Alternative to Legislated Solutions
The causal factors that led to leaky buildings were revealed by the Claddings Institute in May 2000 after an industry-wide forum on leaky buildings - well before Hunn and subsequent public awareness. These were inadequate science, poor education and lack of accountability and responsibility. Since that time I have often wondered why so many good people throughout the industry made such poor decisions when it came to dealing with leaky buildings. I believe the underlying cause was self interest; not necessarily greed, but other factors such as belief systems and company loyalty.
I do not believe the Building Act 2004, its amendments and proposed amendments do anything to address the remaining unanswered issues of poor education, lack of accountability and self interest of the industry which is not aligned with that of the homeowner.
So what is required?
I agree with the Minister that we need a national building consent authority. But I go further and I believe that this should approve and monitor design companies, approve and monitor building companies, approve products and systems, track and bar individuals who have a bad track record, and provide timely advice to industry. To achieve these things it needs to investigate defects to determine whether they are due to faulty design, faulty building work, faulty products, or system failures and then correct the designer, the builder or the supplier. Those parties would have a self interest to maintain their position, so they would cooperate and when necessary make good the defect.

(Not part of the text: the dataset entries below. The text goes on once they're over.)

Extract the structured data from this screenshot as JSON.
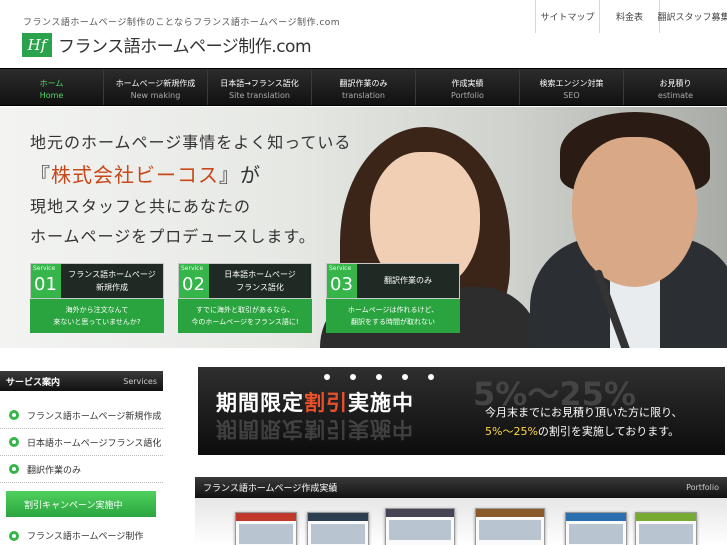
{
  "header": {
    "tagline": "フランス語ホームページ制作のことならフランス語ホームページ制作.com",
    "logo_mark": "Hf",
    "logo_text": "フランス語ホームページ制作.com",
    "top_links": [
      "サイトマップ",
      "料金表",
      "翻訳スタッフ募集"
    ]
  },
  "nav": [
    {
      "jp": "ホーム",
      "en": "Home"
    },
    {
      "jp": "ホームページ新規作成",
      "en": "New making"
    },
    {
      "jp": "日本語→フランス語化",
      "en": "Site translation"
    },
    {
      "jp": "翻訳作業のみ",
      "en": "translation"
    },
    {
      "jp": "作成実績",
      "en": "Portfolio"
    },
    {
      "jp": "検索エンジン対策",
      "en": "SEO"
    },
    {
      "jp": "お見積り",
      "en": "estimate"
    }
  ],
  "hero": {
    "line1": "地元のホームページ事情をよく知っている",
    "line2_open": "『",
    "line2_company": "株式会社ビーコス",
    "line2_close": "』が",
    "line3": "現地スタッフと共にあなたの",
    "line4": "ホームページをプロデュースします。",
    "services": [
      {
        "word": "Service",
        "num": "01",
        "title1": "フランス語ホームページ",
        "title2": "新規作成",
        "desc1": "海外から注文なんて",
        "desc2": "来ないと思っていませんか?"
      },
      {
        "word": "Service",
        "num": "02",
        "title1": "日本語ホームページ",
        "title2": "フランス語化",
        "desc1": "すでに海外と取引があるなら、",
        "desc2": "今のホームページをフランス語に!"
      },
      {
        "word": "Service",
        "num": "03",
        "title1": "翻訳作業のみ",
        "title2": "",
        "desc1": "ホームページは作れるけど、",
        "desc2": "翻訳をする時間が取れない"
      }
    ]
  },
  "sidebar": {
    "title": "サービス案内",
    "title_en": "Services",
    "items": [
      "フランス語ホームページ新規作成",
      "日本語ホームページフランス語化",
      "翻訳作業のみ"
    ],
    "cta": "割引キャンペーン実施中",
    "next_item": "フランス語ホームページ制作"
  },
  "banner": {
    "title_a": "期間限定",
    "title_b": "割引",
    "title_c": "実施中",
    "bg_text": "5%～25%",
    "sub1": "今月末までにお見積り頂いた方に限り、",
    "sub2_hl": "5%～25%",
    "sub2_rest": "の割引を実施しております。"
  },
  "portfolio": {
    "title": "フランス語ホームページ作成実績",
    "title_en": "Portfolio"
  },
  "colors": {
    "accent": "#35b54a",
    "nav_bg": "#1a1a1a",
    "red": "#c9481a"
  }
}
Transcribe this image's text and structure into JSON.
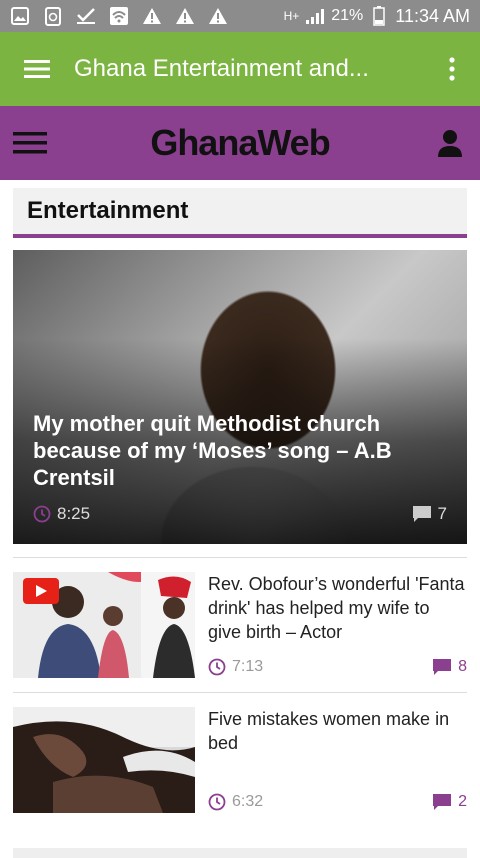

Such an organisation would provide real consumer protection.
How can this be achieved?
Building organisations have home warranty schemes, but more for marketing and to recruit members, than to protect homewoners. Products are appraised, but when they fail there is little recourse. Suppliers come and go as do builders and designers. This whole bureaucratic-legal system simply does not work for the homeowner.
The better model would be a national home warranty provider, governed by a board of representative architects, engineers, designers, building surveyors, builders, the trades and consumers. It would need to be a national Building Consent Authority. It could use and existing resources within the industry. If set up correctly it would eventually be self funding so it would not be a burden on the ratepayer or the taxpayer. To be successful, in my view, it must be voluntary so that it is risk-focused rather than politically motivated.
The best example I have found internationally is the National House Building Council in theUK. Its website is www.nhbc.co.uk. It was established in 1936 to tackle "jerry building" between the world wars. Its Buildmark Warranty was established in 1965. It has an annual average income of £170M over the last 5 years. In the last recorded financial year it paid out £72M in claims. It is not an organisation that avoids payouts; it actively gets involved, manages issues and where necessary compensates homeowners. Importantly it has built up net reserves of over £1 B.
So is the leaky homes saga finally over? The clear answer has to be no. There has been a lot of good work done, but the current legislated solutions which are not working as hoped but then being repeated are simply not working.